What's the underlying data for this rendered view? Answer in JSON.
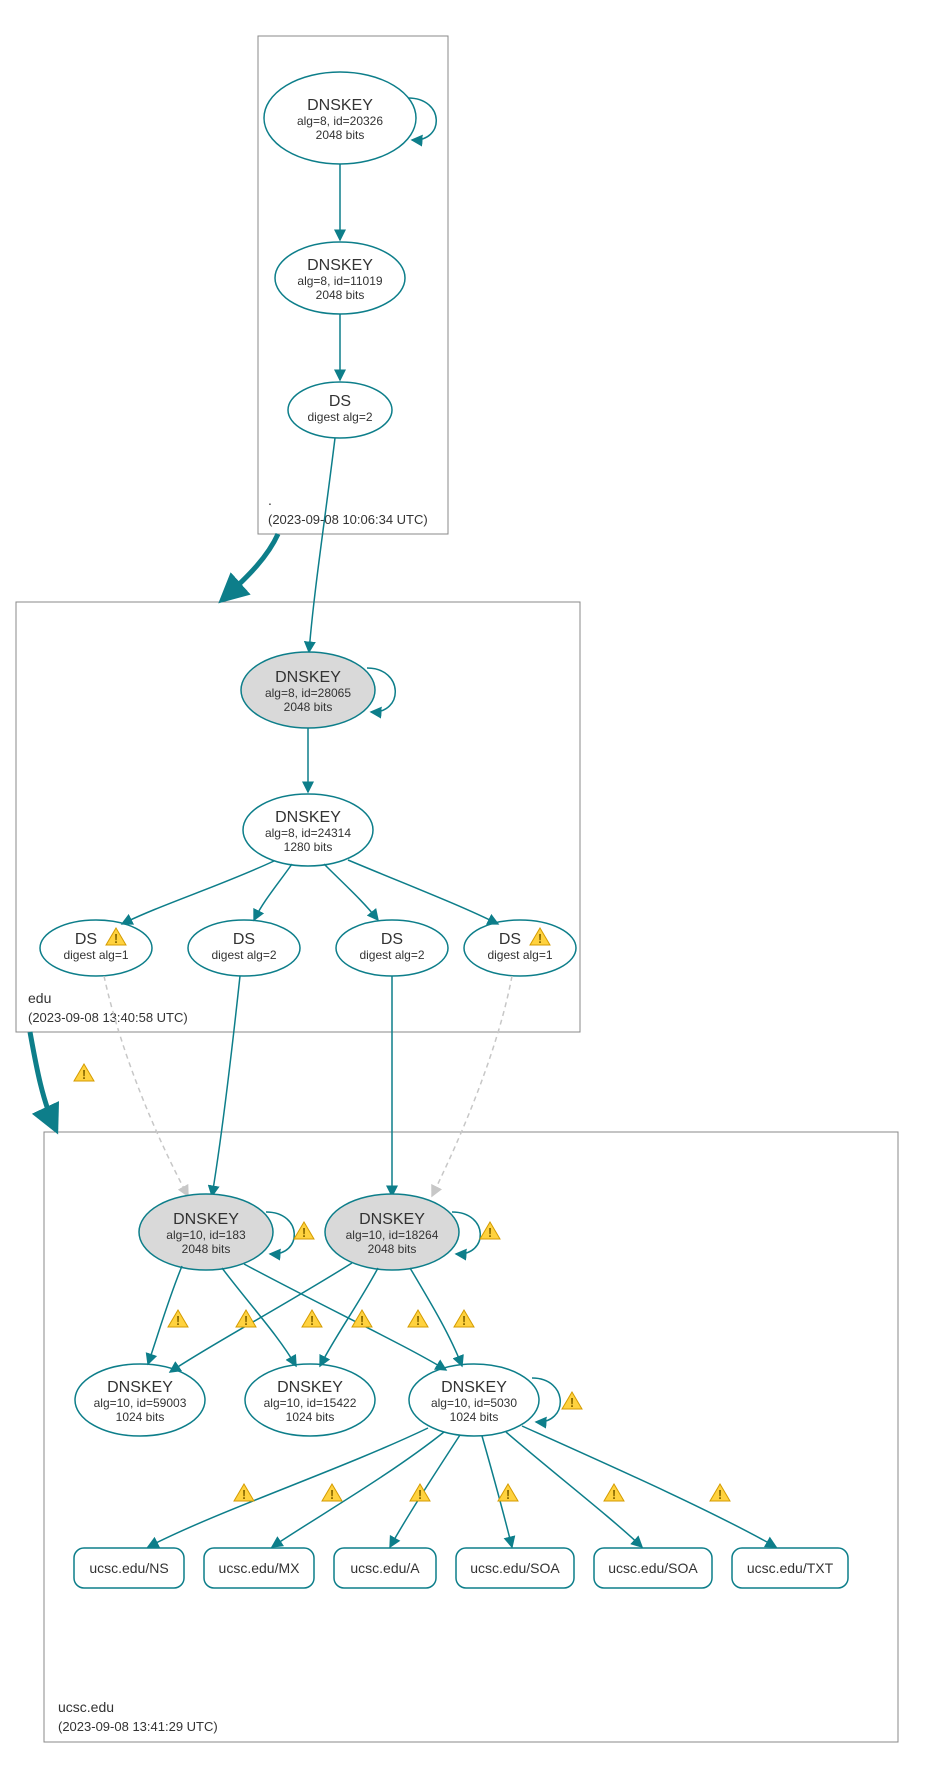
{
  "zones": {
    "root": {
      "name": ".",
      "timestamp": "(2023-09-08 10:06:34 UTC)",
      "nodes": {
        "dnskey_20326": {
          "title": "DNSKEY",
          "line2": "alg=8, id=20326",
          "line3": "2048 bits"
        },
        "dnskey_11019": {
          "title": "DNSKEY",
          "line2": "alg=8, id=11019",
          "line3": "2048 bits"
        },
        "ds_edu": {
          "title": "DS",
          "line2": "digest alg=2"
        }
      }
    },
    "edu": {
      "name": "edu",
      "timestamp": "(2023-09-08 13:40:58 UTC)",
      "nodes": {
        "dnskey_28065": {
          "title": "DNSKEY",
          "line2": "alg=8, id=28065",
          "line3": "2048 bits"
        },
        "dnskey_24314": {
          "title": "DNSKEY",
          "line2": "alg=8, id=24314",
          "line3": "1280 bits"
        },
        "ds1": {
          "title": "DS",
          "line2": "digest alg=1",
          "warn": true
        },
        "ds2": {
          "title": "DS",
          "line2": "digest alg=2"
        },
        "ds3": {
          "title": "DS",
          "line2": "digest alg=2"
        },
        "ds4": {
          "title": "DS",
          "line2": "digest alg=1",
          "warn": true
        }
      }
    },
    "ucsc": {
      "name": "ucsc.edu",
      "timestamp": "(2023-09-08 13:41:29 UTC)",
      "nodes": {
        "dnskey_183": {
          "title": "DNSKEY",
          "line2": "alg=10, id=183",
          "line3": "2048 bits"
        },
        "dnskey_18264": {
          "title": "DNSKEY",
          "line2": "alg=10, id=18264",
          "line3": "2048 bits"
        },
        "dnskey_59003": {
          "title": "DNSKEY",
          "line2": "alg=10, id=59003",
          "line3": "1024 bits"
        },
        "dnskey_15422": {
          "title": "DNSKEY",
          "line2": "alg=10, id=15422",
          "line3": "1024 bits"
        },
        "dnskey_5030": {
          "title": "DNSKEY",
          "line2": "alg=10, id=5030",
          "line3": "1024 bits"
        }
      },
      "rrsets": {
        "ns": "ucsc.edu/NS",
        "mx": "ucsc.edu/MX",
        "a": "ucsc.edu/A",
        "soa1": "ucsc.edu/SOA",
        "soa2": "ucsc.edu/SOA",
        "txt": "ucsc.edu/TXT"
      }
    }
  }
}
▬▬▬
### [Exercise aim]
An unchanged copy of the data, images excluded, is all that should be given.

### [Response to the task]
What's the underlying data for this rendered view? Answer in JSON.
{
  "zones": {
    "root": {
      "name": ".",
      "timestamp": "(2023-09-08 10:06:34 UTC)",
      "nodes": {
        "dnskey_20326": {
          "title": "DNSKEY",
          "line2": "alg=8, id=20326",
          "line3": "2048 bits"
        },
        "dnskey_11019": {
          "title": "DNSKEY",
          "line2": "alg=8, id=11019",
          "line3": "2048 bits"
        },
        "ds_edu": {
          "title": "DS",
          "line2": "digest alg=2"
        }
      }
    },
    "edu": {
      "name": "edu",
      "timestamp": "(2023-09-08 13:40:58 UTC)",
      "nodes": {
        "dnskey_28065": {
          "title": "DNSKEY",
          "line2": "alg=8, id=28065",
          "line3": "2048 bits"
        },
        "dnskey_24314": {
          "title": "DNSKEY",
          "line2": "alg=8, id=24314",
          "line3": "1280 bits"
        },
        "ds1": {
          "title": "DS",
          "line2": "digest alg=1",
          "warn": true
        },
        "ds2": {
          "title": "DS",
          "line2": "digest alg=2"
        },
        "ds3": {
          "title": "DS",
          "line2": "digest alg=2"
        },
        "ds4": {
          "title": "DS",
          "line2": "digest alg=1",
          "warn": true
        }
      }
    },
    "ucsc": {
      "name": "ucsc.edu",
      "timestamp": "(2023-09-08 13:41:29 UTC)",
      "nodes": {
        "dnskey_183": {
          "title": "DNSKEY",
          "line2": "alg=10, id=183",
          "line3": "2048 bits"
        },
        "dnskey_18264": {
          "title": "DNSKEY",
          "line2": "alg=10, id=18264",
          "line3": "2048 bits"
        },
        "dnskey_59003": {
          "title": "DNSKEY",
          "line2": "alg=10, id=59003",
          "line3": "1024 bits"
        },
        "dnskey_15422": {
          "title": "DNSKEY",
          "line2": "alg=10, id=15422",
          "line3": "1024 bits"
        },
        "dnskey_5030": {
          "title": "DNSKEY",
          "line2": "alg=10, id=5030",
          "line3": "1024 bits"
        }
      },
      "rrsets": {
        "ns": "ucsc.edu/NS",
        "mx": "ucsc.edu/MX",
        "a": "ucsc.edu/A",
        "soa1": "ucsc.edu/SOA",
        "soa2": "ucsc.edu/SOA",
        "txt": "ucsc.edu/TXT"
      }
    }
  }
}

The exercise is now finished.